The U.S. Department of Justice (DOJ) has asked a federal court to deny an attempt by Florida’s Collier County Public Schools to dismiss a SPLC lawsuit charging that the school district has illegally barred immigrant children with limited English skills from enrolling in high school.
The recommendation is outlined in a court brief, known as a “statement of interest,” filed by the DOJ earlier this week. It describes how the school district’s motion to dismiss the lawsuit “erroneously” argues that it abides by federal laws prohibiting such discrimination and “ignores Plaintiffs’ allegations” that a school enrollment policy is “intentionally discriminatory and is discriminatorily applied.”
The DOJ added that the district’s legal argument to dismiss the lawsuit “cites cases out of context” and “misconstrues governing legal standards.”
The statement of interest was offered to assist the court in evaluating the SPLC’s lawsuit.
“We welcome the Department of Justice’s input and hope it assists our clients’ efforts to attend school,” said Naomi Tsu, SPLC deputy legal director. “The school district is legally mandated to provide these children with an education, but insists on turning away immigrant children at the schoolhouse door.”
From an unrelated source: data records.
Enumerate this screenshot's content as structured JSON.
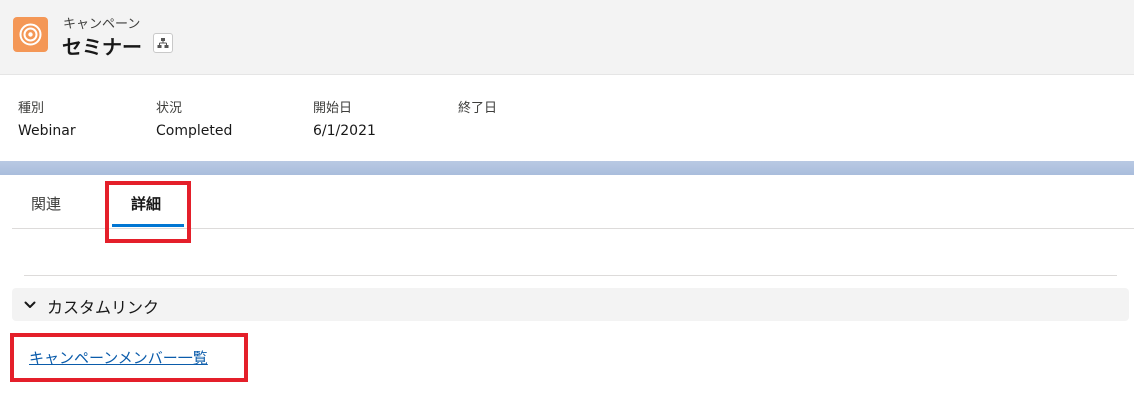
{
  "header": {
    "object_label": "キャンペーン",
    "record_name": "セミナー",
    "icon": "campaign-target-icon",
    "hierarchy_icon": "hierarchy-icon",
    "accent_color": "#f49756"
  },
  "highlights": [
    {
      "label": "種別",
      "value": "Webinar"
    },
    {
      "label": "状況",
      "value": "Completed"
    },
    {
      "label": "開始日",
      "value": "6/1/2021"
    },
    {
      "label": "終了日",
      "value": ""
    }
  ],
  "tabs": [
    {
      "label": "関連",
      "active": false
    },
    {
      "label": "詳細",
      "active": true
    }
  ],
  "section": {
    "title": "カスタムリンク",
    "expanded": true,
    "links": [
      "キャンペーンメンバー一覧"
    ]
  },
  "colors": {
    "link": "#0b5cab",
    "tab_active": "#0176d3",
    "annotation_box": "#e41f2a"
  }
}
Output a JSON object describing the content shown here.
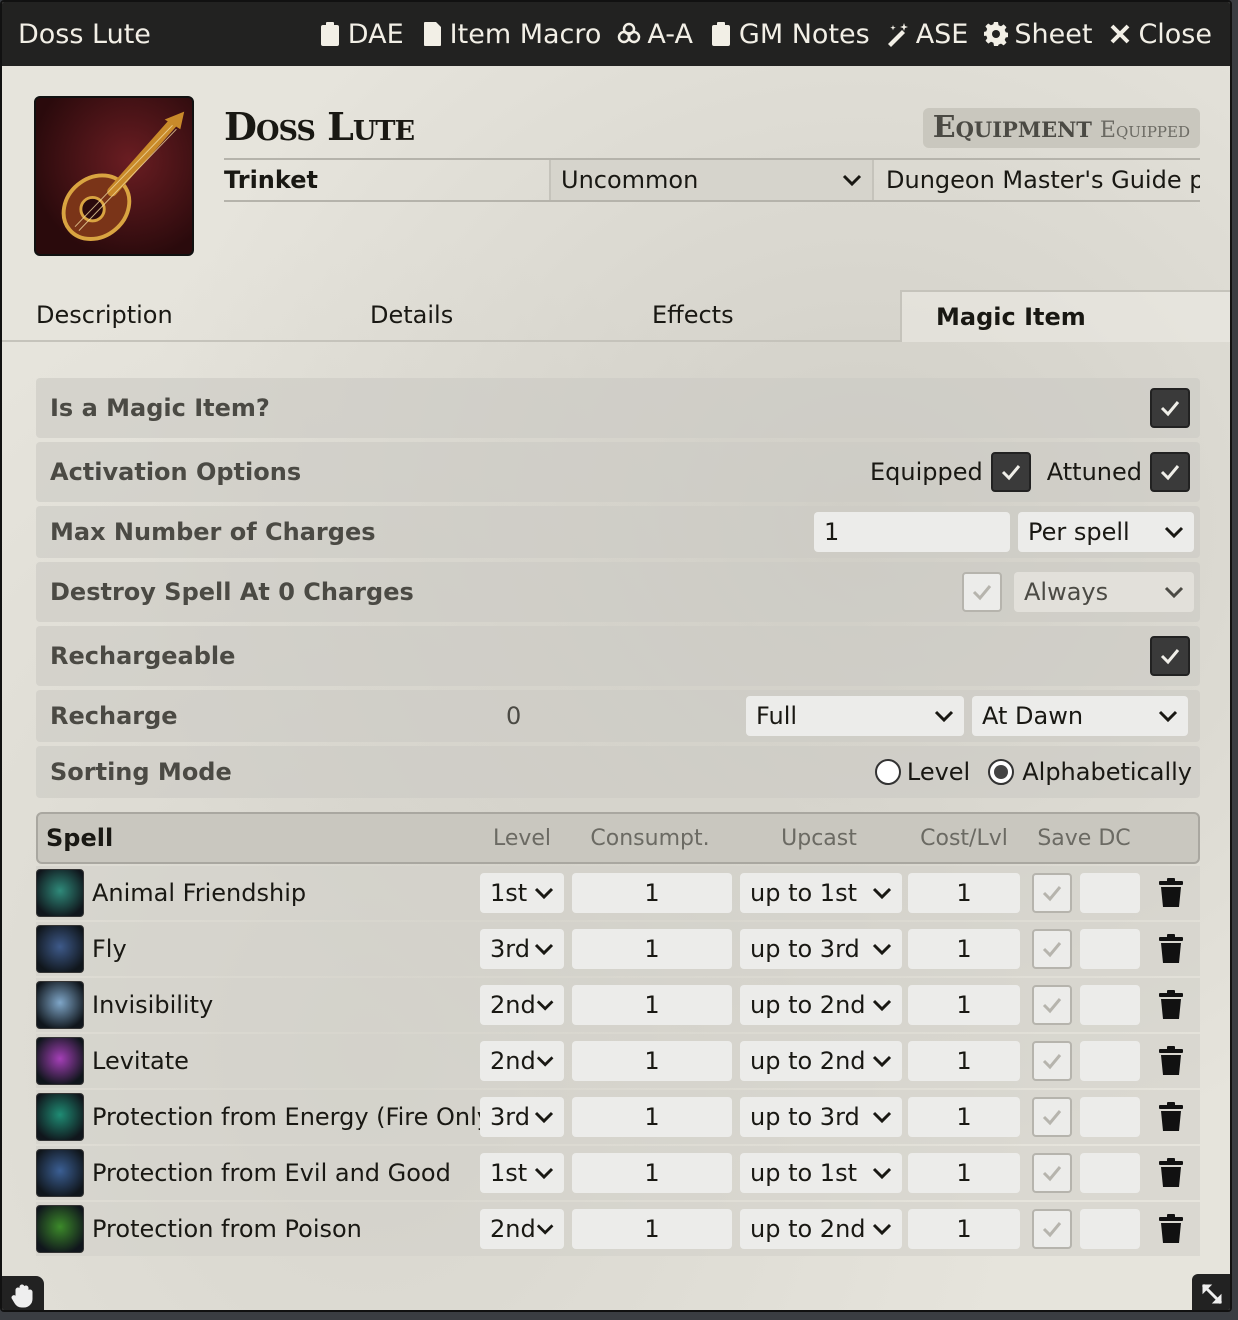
{
  "window": {
    "title": "Doss Lute",
    "actions": [
      {
        "label": "DAE",
        "icon": "clipboard-icon"
      },
      {
        "label": "Item Macro",
        "icon": "sd-card-icon"
      },
      {
        "label": "A-A",
        "icon": "biohazard-icon"
      },
      {
        "label": "GM Notes",
        "icon": "clipboard-icon"
      },
      {
        "label": "ASE",
        "icon": "magic-wand-icon"
      },
      {
        "label": "Sheet",
        "icon": "gear-icon"
      },
      {
        "label": "Close",
        "icon": "close-icon"
      }
    ]
  },
  "item": {
    "name": "Doss Lute",
    "type_label": "Equipment",
    "status_label": "Equipped",
    "subtype": "Trinket",
    "rarity": "Uncommon",
    "source": "Dungeon Master's Guide pg"
  },
  "tabs": [
    "Description",
    "Details",
    "Effects",
    "Magic Item"
  ],
  "active_tab": "Magic Item",
  "magic": {
    "is_magic_label": "Is a Magic Item?",
    "is_magic": true,
    "activation_label": "Activation Options",
    "equipped_label": "Equipped",
    "equipped": true,
    "attuned_label": "Attuned",
    "attuned": true,
    "max_charges_label": "Max Number of Charges",
    "max_charges": "1",
    "charges_mode": "Per spell",
    "destroy_label": "Destroy Spell At 0 Charges",
    "destroy": false,
    "destroy_mode": "Always",
    "rechargeable_label": "Rechargeable",
    "rechargeable": true,
    "recharge_label": "Recharge",
    "recharge_value": "0",
    "recharge_type": "Full",
    "recharge_time": "At Dawn",
    "sorting_label": "Sorting Mode",
    "sort_level_label": "Level",
    "sort_alpha_label": "Alphabetically",
    "sort_mode": "Alphabetically"
  },
  "spell_table": {
    "headers": {
      "spell": "Spell",
      "level": "Level",
      "consumption": "Consumpt.",
      "upcast": "Upcast",
      "cost": "Cost/Lvl",
      "save": "Save DC"
    },
    "rows": [
      {
        "name": "Animal Friendship",
        "level": "1st",
        "consumption": "1",
        "upcast": "up to 1st",
        "cost": "1",
        "icon_color": "#2f8a7a"
      },
      {
        "name": "Fly",
        "level": "3rd",
        "consumption": "1",
        "upcast": "up to 3rd",
        "cost": "1",
        "icon_color": "#3e5a8a"
      },
      {
        "name": "Invisibility",
        "level": "2nd",
        "consumption": "1",
        "upcast": "up to 2nd",
        "cost": "1",
        "icon_color": "#7fa6c8"
      },
      {
        "name": "Levitate",
        "level": "2nd",
        "consumption": "1",
        "upcast": "up to 2nd",
        "cost": "1",
        "icon_color": "#a43fb7"
      },
      {
        "name": "Protection from Energy (Fire Only)",
        "level": "3rd",
        "consumption": "1",
        "upcast": "up to 3rd",
        "cost": "1",
        "icon_color": "#1f8c74"
      },
      {
        "name": "Protection from Evil and Good",
        "level": "1st",
        "consumption": "1",
        "upcast": "up to 1st",
        "cost": "1",
        "icon_color": "#3b5f94"
      },
      {
        "name": "Protection from Poison",
        "level": "2nd",
        "consumption": "1",
        "upcast": "up to 2nd",
        "cost": "1",
        "icon_color": "#3c8a2a"
      }
    ]
  }
}
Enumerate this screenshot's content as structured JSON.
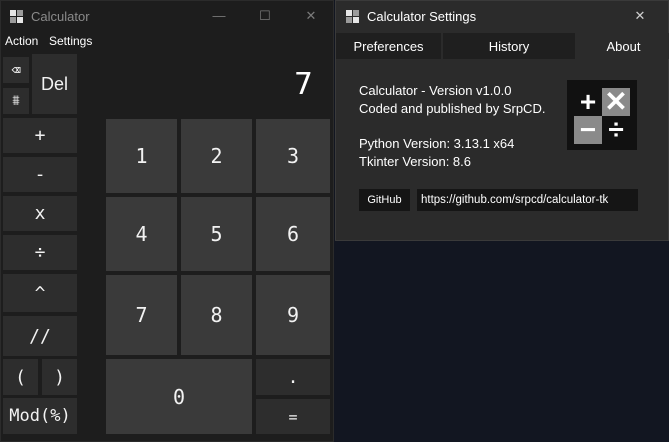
{
  "calculator": {
    "title": "Calculator",
    "controls": {
      "minimize": "—",
      "maximize": "☐",
      "close": "✕"
    },
    "menu": [
      "Action",
      "Settings"
    ],
    "display": "7",
    "buttons": {
      "backspace": "⌫",
      "sqrt": "⩩",
      "del": "Del",
      "plus": "+",
      "minus": "-",
      "multiply": "x",
      "divide": "÷",
      "power": "^",
      "floordiv": "//",
      "lparen": "(",
      "rparen": ")",
      "mod": "Mod(%)",
      "n1": "1",
      "n2": "2",
      "n3": "3",
      "n4": "4",
      "n5": "5",
      "n6": "6",
      "n7": "7",
      "n8": "8",
      "n9": "9",
      "n0": "0",
      "dot": ".",
      "equals": "="
    }
  },
  "settings": {
    "title": "Calculator Settings",
    "controls": {
      "close": "✕"
    },
    "tabs": [
      {
        "label": "Preferences",
        "active": false
      },
      {
        "label": "History",
        "active": false
      },
      {
        "label": "About",
        "active": true
      }
    ],
    "about": {
      "version": "Calculator - Version v1.0.0",
      "credits": "Coded and published by SrpCD.",
      "python": "Python Version: 3.13.1 x64",
      "tkinter": "Tkinter Version: 8.6"
    },
    "github_label": "GitHub",
    "github_url": "https://github.com/srpcd/calculator-tk"
  },
  "colors": {
    "background": "#121621",
    "calc_window": "#1d1d1d",
    "settings_window": "#2b2b2b",
    "button": "#2d2d2d",
    "number_button": "#3a3a3a"
  }
}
The SPLC filed the lawsuit in May on behalf of immigrant children with limited English skills denied enrollment in high school. The youths, who range in age from 15 to 17 years old, were pushed into an adult English program that offers no opportunity to earn credit toward a high school diploma – a violation of state and federal laws.
Following a rise in the number of unaccompanied teens coming to the United States, the Collier County School Board adopted a policy that lowers the maximum age at which a student may enroll if the student is not on track to graduate within two years. Since then, school employees have denied enrollment to recently arrived English language learners who are as young as 15, claiming these students are behind academically.
State and federal law, however, requires that schools offer a meaningful education to all children, including English language learners. The Florida Constitution also requires the district to provide a “quality education” to all students. The district has taken no steps to evaluate, assess and create a plan for these students’ education, as required under state and federal law.
The DOJ’s filing cites a recent decision by a federal court in New York that denied a motion to dismiss a lawsuit against the Utica City School District, which was accused of diverting immigrant students into a basic English class and a high school equivalency program with no opportunity to earn a regular diploma. A settlement was reached in that case to prevent discrimination against immigrant students.
The SPLC lawsuit was filed in the U.S. District Court for the Middle District of Florida.